If you’ve ever been in a room at work where someone confidently voiced an opinion you disagreed strongly with, but felt too afraid to speak up, you’re not alone. Initially proposed by German political scientist Elisabeth Noelle-Neumann in 1974, “Spiral of Silence” refers to the tendency to remain silent when people feel that their views are in opposition to the majority view on a topic. This silence can have serious ramifications for individuals in a law firm and the firm itself.

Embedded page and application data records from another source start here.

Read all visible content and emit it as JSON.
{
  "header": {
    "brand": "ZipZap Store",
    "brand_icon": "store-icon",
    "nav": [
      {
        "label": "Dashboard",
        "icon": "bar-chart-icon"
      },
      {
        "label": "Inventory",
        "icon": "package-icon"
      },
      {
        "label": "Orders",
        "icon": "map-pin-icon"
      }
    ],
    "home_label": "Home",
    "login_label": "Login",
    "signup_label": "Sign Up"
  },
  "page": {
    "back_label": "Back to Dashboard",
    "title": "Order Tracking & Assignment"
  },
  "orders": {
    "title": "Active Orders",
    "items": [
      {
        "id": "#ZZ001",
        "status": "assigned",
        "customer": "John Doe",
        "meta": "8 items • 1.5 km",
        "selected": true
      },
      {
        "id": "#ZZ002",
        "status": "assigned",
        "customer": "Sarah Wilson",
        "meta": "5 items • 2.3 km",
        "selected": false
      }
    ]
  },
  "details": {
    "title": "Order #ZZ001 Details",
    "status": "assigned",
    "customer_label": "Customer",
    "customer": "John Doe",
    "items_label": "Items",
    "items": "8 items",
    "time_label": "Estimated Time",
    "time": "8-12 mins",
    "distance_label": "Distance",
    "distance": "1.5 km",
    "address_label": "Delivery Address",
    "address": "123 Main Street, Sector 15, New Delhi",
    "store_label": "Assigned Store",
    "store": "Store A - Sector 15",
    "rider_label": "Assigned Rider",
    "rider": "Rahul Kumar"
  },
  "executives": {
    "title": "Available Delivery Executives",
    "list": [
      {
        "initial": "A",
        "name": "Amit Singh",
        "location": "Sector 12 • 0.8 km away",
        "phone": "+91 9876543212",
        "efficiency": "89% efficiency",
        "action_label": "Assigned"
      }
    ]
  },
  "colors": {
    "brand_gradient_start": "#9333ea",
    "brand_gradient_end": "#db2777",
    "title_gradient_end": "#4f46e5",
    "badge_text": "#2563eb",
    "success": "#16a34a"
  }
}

For individuals, the “Spiral of Silence” can mean workers don’t feel comfortable sharing their opinion or voicing concerns about how they or others are being treated. This allows mistreatment and biases to go unchecked at an individual level and can also result in a secondary spiral in which workers feel they are not able to fully express their personal identity in the workplace. Such employees are stuck in a terrible position, where they feel that expressing their opinions could negatively affect workplace cohesion but saying nothing increases their own feelings of isolation and reduces their sense of genuine belonging.